Ever since the Federal Communications Commission voted on its proposal to impose new privacy rules on internet service providers in March, critics have hounded the agency for it. They say the move could create an overly burdensome regulatory system that hampers the industry’s ability to create the cool new thing.
FCC Chairman Tom Wheeler defended the privacy proposal Wednesday by touting his agency’s ability to work in tandem with the Federal Trade Commission.
“The FTC and the FCC, as recently as 24 hours ago, worked together on a privacy issue that bifurcates exactly the same way that we’re discussing here, and that’s the issue of mobile security,” Wheeler told members of the Senate Judiciary Privacy, Technology and Law Subcommittee at a hearing.
Wheeler’s comments referred to a recent announcement from the two agencies about a joint inquiry into how major mobile carriers release security updates for devices. Industry participants are concerned about the lack of speed of those security patches’ release.
“We have jurisdiction over the networks that deliver to the devices. The FTC has jurisdiction over the devices,” Wheeler said. He said the two agencies “worked in tandem as recently as yesterday.” The FCC sent a series of inquiries to mobile carriers, while the FTC sent the same questions to the manufacturers of the devices.
“They were done on a coordinated basis with us working together like this, and that’s not an isolated situation,” Wheeler added. “I think that is the kind of reality that we will see going forward, that we are responsible for networks and they are responsible for [internet services]” such as Facebook or Amazon.
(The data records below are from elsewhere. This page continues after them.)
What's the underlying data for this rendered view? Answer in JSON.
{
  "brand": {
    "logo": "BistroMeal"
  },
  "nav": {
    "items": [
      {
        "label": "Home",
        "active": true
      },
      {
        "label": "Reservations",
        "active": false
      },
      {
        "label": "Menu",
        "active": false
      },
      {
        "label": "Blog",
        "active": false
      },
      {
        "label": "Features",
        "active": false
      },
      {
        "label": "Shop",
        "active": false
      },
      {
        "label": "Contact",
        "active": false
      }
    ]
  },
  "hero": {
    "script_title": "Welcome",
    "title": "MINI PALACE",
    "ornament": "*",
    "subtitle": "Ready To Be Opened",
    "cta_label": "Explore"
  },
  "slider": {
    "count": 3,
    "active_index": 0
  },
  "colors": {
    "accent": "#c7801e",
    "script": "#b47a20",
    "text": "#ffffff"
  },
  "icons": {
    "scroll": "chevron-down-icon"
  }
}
Wheeler’s comments addressed two big complaints voiced often by opponents to the internet privacy proposal. Many believe that the FCC’s proposed rule, though targeted to internet service providers, could later extend to internet services known as edge providers, such as Facebook.
Republican FCC Commissioner Ajit Pai, who also testified, said the proposed rules are “elastic” enough to later encompass edge providers. Pai voted against the proposal because he believed it went too far.
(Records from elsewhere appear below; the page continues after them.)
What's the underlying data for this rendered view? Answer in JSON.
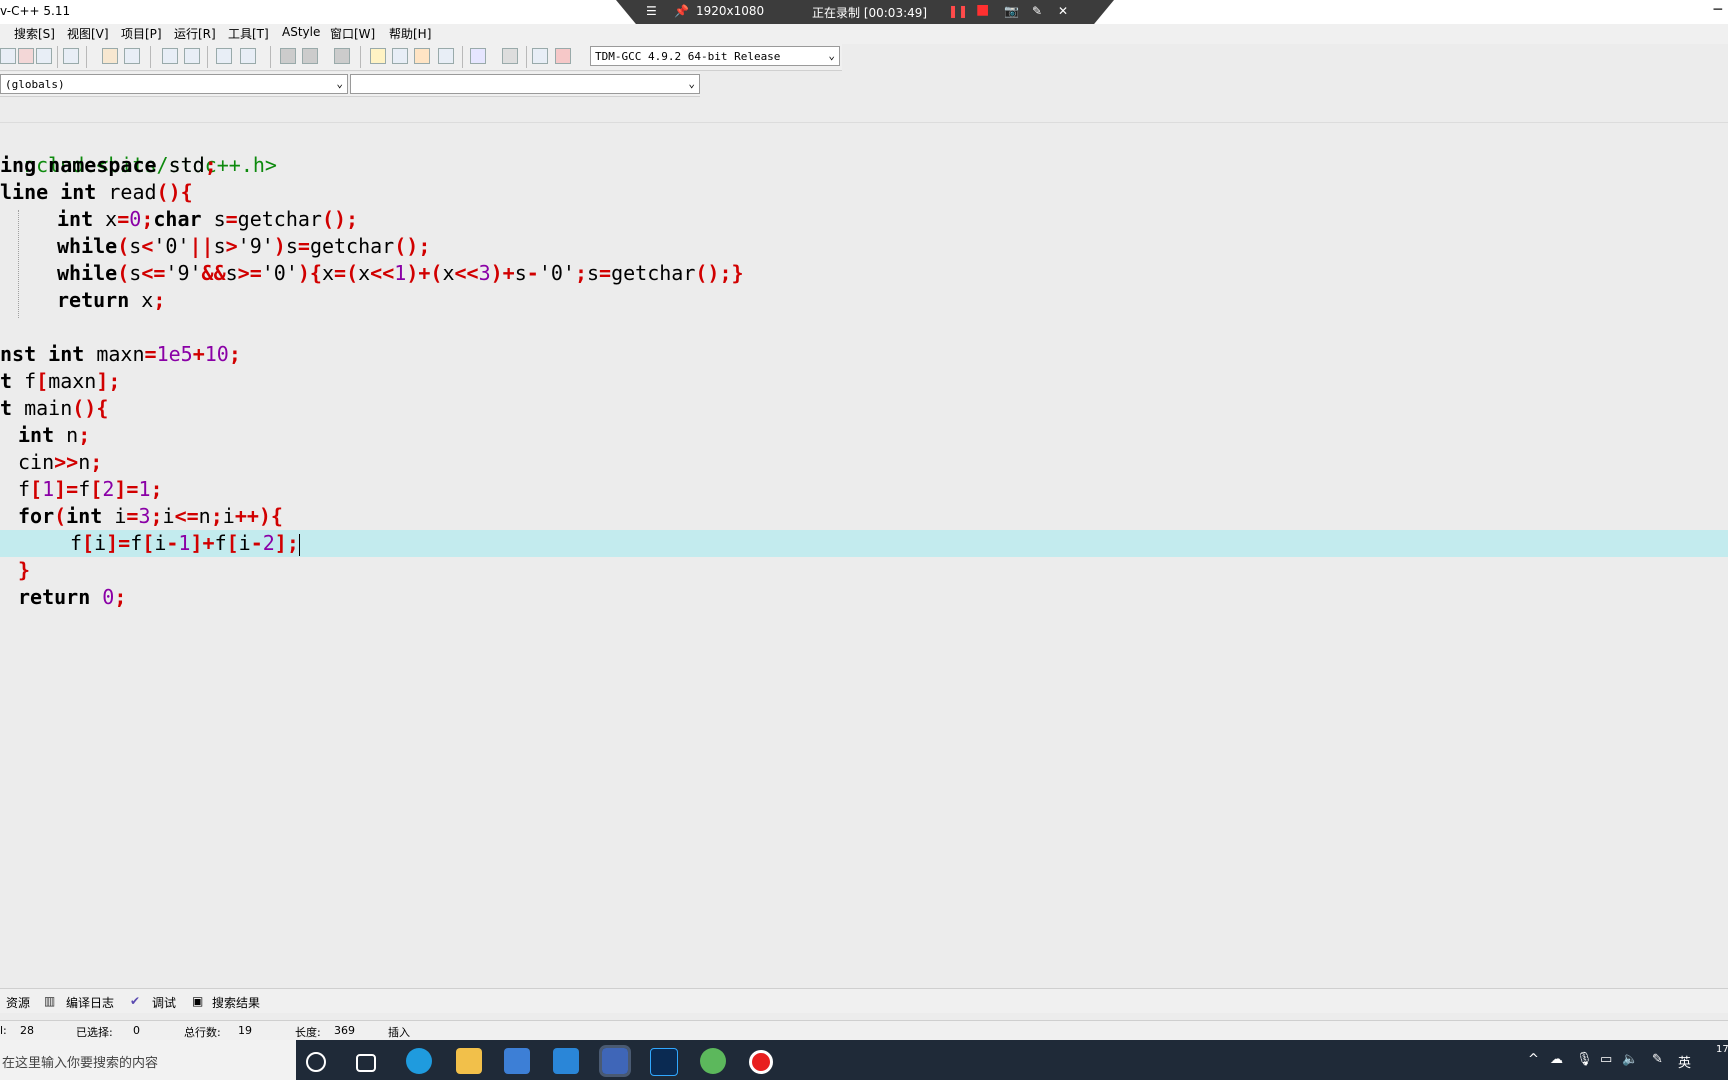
{
  "window": {
    "title": "v-C++ 5.11",
    "minimize": "─"
  },
  "recorder": {
    "menu": "☰",
    "pin": "📌",
    "resolution": "1920x1080",
    "status": "正在录制 [00:03:49]",
    "pause": "❚❚",
    "stop": "■",
    "camera": "📷",
    "pen": "✎",
    "close": "✕"
  },
  "menu": [
    "搜索[S]",
    "视图[V]",
    "项目[P]",
    "运行[R]",
    "工具[T]",
    "AStyle",
    "窗口[W]",
    "帮助[H]"
  ],
  "toolbar": {
    "compiler": "TDM-GCC 4.9.2 64-bit Release",
    "chevron": "⌄"
  },
  "scope": {
    "class": "(globals)",
    "member": ""
  },
  "code": {
    "l1": {
      "pp": "nclude<bits/stdc++.h>"
    },
    "l2": {
      "k": "ing namespace",
      "id": " std",
      "o": ";"
    },
    "l3": {
      "k": "line int",
      "id": " read",
      "o": "(){"
    },
    "l4": {
      "k1": "int",
      "id1": " x",
      "o1": "=",
      "n1": "0",
      "o2": ";",
      "k2": "char",
      "id2": " s",
      "o3": "=",
      "id3": "getchar",
      "o4": "();"
    },
    "l5": {
      "k": "while",
      "o1": "(",
      "id1": "s",
      "o2": "<",
      "s1": "'0'",
      "o3": "||",
      "id2": "s",
      "o4": ">",
      "s2": "'9'",
      "o5": ")",
      "id3": "s",
      "o6": "=",
      "id4": "getchar",
      "o7": "();"
    },
    "l6": {
      "k": "while",
      "o1": "(",
      "id1": "s",
      "o2": "<=",
      "s1": "'9'",
      "o3": "&&",
      "id2": "s",
      "o4": ">=",
      "s2": "'0'",
      "o5": "){",
      "id3": "x",
      "o6": "=(",
      "id4": "x",
      "o7": "<<",
      "n1": "1",
      "o8": ")+(",
      "id5": "x",
      "o9": "<<",
      "n2": "3",
      "o10": ")+",
      "id6": "s",
      "o11": "-",
      "s3": "'0'",
      "o12": ";",
      "id7": "s",
      "o13": "=",
      "id8": "getchar",
      "o14": "();}"
    },
    "l7": {
      "k": "return",
      "id": " x",
      "o": ";"
    },
    "l9": {
      "k": "nst int",
      "id": " maxn",
      "o1": "=",
      "n": "1e5",
      "o2": "+",
      "n2": "10",
      "o3": ";"
    },
    "l10": {
      "k": "t",
      "id": " f",
      "o1": "[",
      "id2": "maxn",
      "o2": "];"
    },
    "l11": {
      "k": "t",
      "id": " main",
      "o": "(){"
    },
    "l12": {
      "k": "int",
      "id": " n",
      "o": ";"
    },
    "l13": {
      "id": "cin",
      "o1": ">>",
      "id2": "n",
      "o2": ";"
    },
    "l14": {
      "id": "f",
      "o1": "[",
      "n1": "1",
      "o2": "]=",
      "id2": "f",
      "o3": "[",
      "n2": "2",
      "o4": "]=",
      "n3": "1",
      "o5": ";"
    },
    "l15": {
      "k1": "for",
      "o1": "(",
      "k2": "int",
      "id1": " i",
      "o2": "=",
      "n1": "3",
      "o3": ";",
      "id2": "i",
      "o4": "<=",
      "id3": "n",
      "o5": ";",
      "id4": "i",
      "o6": "++){"
    },
    "l16": {
      "id1": "f",
      "o1": "[",
      "id2": "i",
      "o2": "]=",
      "id3": "f",
      "o3": "[",
      "id4": "i",
      "o4": "-",
      "n1": "1",
      "o5": "]+",
      "id5": "f",
      "o6": "[",
      "id6": "i",
      "o7": "-",
      "n2": "2",
      "o8": "];"
    },
    "l17": {
      "o": "}"
    },
    "l18": {
      "k": "return",
      "n": " 0",
      "o": ";"
    }
  },
  "bottom_tabs": [
    "资源",
    "编译日志",
    "调试",
    "搜索结果"
  ],
  "status": {
    "line_label": "l:",
    "line": "28",
    "sel_label": "已选择:",
    "sel": "0",
    "total_label": "总行数:",
    "total": "19",
    "len_label": "长度:",
    "len": "369",
    "mode": "插入"
  },
  "taskbar": {
    "search_placeholder": "在这里输入你要搜索的内容",
    "ime": "英",
    "clock": "17"
  }
}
FTC Chairwoman Edith Ramirez agreed with Wheeler and touted “an extensive history of cooperation with the Federal Communications Commission.” She told lawmakers about the two agencies’ joint effort to enforce a Do-Not-Call rule and against unauthorized charges on mobile phones. She also mentioned a joint project on mobile phone security. These activities show that it is effective for the two agencies to split jurisdiction between the manufacturers and the network providers.
“Our goal in working together is to use our complimentary expertise and authority to protect consumers as effectively and efficiently as possible, avoid duplication, and promote consistency,” Ramirez said. “I commend the FCC for focusing on the important issue of consumer privacy.”
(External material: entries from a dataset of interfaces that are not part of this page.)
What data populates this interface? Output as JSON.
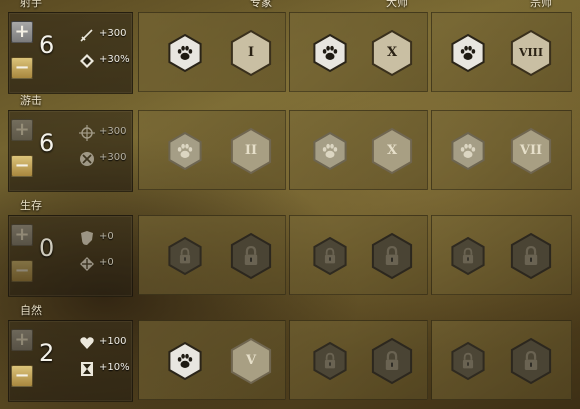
{
  "columns": [
    {
      "key": "expert",
      "label": "专家"
    },
    {
      "key": "master",
      "label": "大师"
    },
    {
      "key": "grandmaster",
      "label": "宗师"
    }
  ],
  "sections": [
    {
      "key": "marksmanship",
      "title": "射手",
      "points": "6",
      "plus_enabled": true,
      "minus_enabled": true,
      "stats": [
        {
          "icon": "sword-icon",
          "value": "+300"
        },
        {
          "icon": "crit-diamond-icon",
          "value": "+30%"
        }
      ],
      "tiers": [
        {
          "trait": "paw-icon",
          "trait_state": "active",
          "rank": "I",
          "rank_state": "active"
        },
        {
          "trait": "paw-icon",
          "trait_state": "active",
          "rank": "X",
          "rank_state": "active"
        },
        {
          "trait": "paw-icon",
          "trait_state": "active",
          "rank": "VIII",
          "rank_state": "active"
        }
      ]
    },
    {
      "key": "skirmishing",
      "title": "游击",
      "points": "6",
      "plus_enabled": false,
      "minus_enabled": true,
      "stats": [
        {
          "icon": "crosshair-icon",
          "value": "+300"
        },
        {
          "icon": "x-circle-icon",
          "value": "+300"
        }
      ],
      "tiers": [
        {
          "trait": "paw-icon",
          "trait_state": "inactive",
          "rank": "II",
          "rank_state": "inactive"
        },
        {
          "trait": "paw-icon",
          "trait_state": "inactive",
          "rank": "X",
          "rank_state": "inactive"
        },
        {
          "trait": "paw-icon",
          "trait_state": "inactive",
          "rank": "VII",
          "rank_state": "inactive"
        }
      ]
    },
    {
      "key": "wilderness-survival",
      "title": "生存",
      "points": "0",
      "plus_enabled": false,
      "minus_enabled": false,
      "stats": [
        {
          "icon": "shield-icon",
          "value": "+0"
        },
        {
          "icon": "diamond-icon",
          "value": "+0"
        }
      ],
      "tiers": [
        {
          "trait": "lock-icon",
          "trait_state": "locked",
          "rank": "lock-icon",
          "rank_state": "locked"
        },
        {
          "trait": "lock-icon",
          "trait_state": "locked",
          "rank": "lock-icon",
          "rank_state": "locked"
        },
        {
          "trait": "lock-icon",
          "trait_state": "locked",
          "rank": "lock-icon",
          "rank_state": "locked"
        }
      ]
    },
    {
      "key": "nature-magic",
      "title": "自然",
      "points": "2",
      "plus_enabled": false,
      "minus_enabled": true,
      "stats": [
        {
          "icon": "heart-icon",
          "value": "+100"
        },
        {
          "icon": "hourglass-icon",
          "value": "+10%"
        }
      ],
      "tiers": [
        {
          "trait": "paw-icon",
          "trait_state": "active",
          "rank": "V",
          "rank_state": "inactive"
        },
        {
          "trait": "lock-icon",
          "trait_state": "locked",
          "rank": "lock-icon",
          "rank_state": "locked"
        },
        {
          "trait": "lock-icon",
          "trait_state": "locked",
          "rank": "lock-icon",
          "rank_state": "locked"
        }
      ]
    }
  ]
}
She also said the FTC would be providing formal comment on the proposal.
Some telecom lobbyists are doubtful that the FCC’s involvement in privacy regulation will work. The FTC has long been policing the privacy practices of internet companies and has racked up hundreds of enforcement actions in that time.
Members of the telecom industry worry that after businesses and consumers have become used to one set of rules from the FTC, the FCC will muddle the system and make it difficult for companies to comply. All that focus on obeying the rules could detract from businesses’ ability to invest in new technologies, they argue.
Subcommittee Chairman Sen. Jeff Flake (R-Ariz.) called the FCC proposal a “significant derivation” from the FTC’s framework that will burden providers.
“First and foremost the proposed rules would impose unnecessary and static regulations on the dynamic and innovative internet ecosystem,” Flake said. “Would we have the same internet we have today if prescriptive rules such as these were imposed on it 10 years ago? I’m concerned that we would not.”
Pai said the “United States’ historic commitment to light-touch, technology-neutral regulation when it comes to internet privacy” is behind the powerful internet market that developed in the United States.
“Startups haven’t had to hire an attorney to navigate complex federal rules, and entrepreneurs have been free to invent and to discover new ways to monetize their services without the fear of government standing in the way of profitability,” Pai said. The FCC rules, he suggested, could change that.
The subcommittee’s top Democrat, Minnesota Sen. Al Franken, didn’t buy this argument. He said that the best thing for innovation is to protect net neutrality, which is the basis for the FCC’s new privacy proposal.
“What would have endangered innovation on the internet would have been to lose net neutrality,” Franken said.
The “whole point” of reclassifying internet service providers as common carriers in the FCC’s open internet rule was to preserve net neutrality, Franken said. Every time that the FCC has tried to publish open internet rules in a different way, the courts have struck them down.
Republicans and big carriers heartily disagree with the reclassification of ISPs, and the agency is currently awaiting a decision in the latest challenge of its open internet rules. If the net neutrality rules are rejected, it could knock the air out of the FCC’s current ISP privacy proposal.
Critics also say different privacy expectations for different services will hurt data protection and make regulation and oversight increasingly difficult. “These regulations will only confuse consumers and give them a false sense of security,” Flake said.
Sen. Orrin Hatch (R-Utah) concurred, saying the FCC had written a “potentially confusing and unfair set of rules for both consumers and businesses.”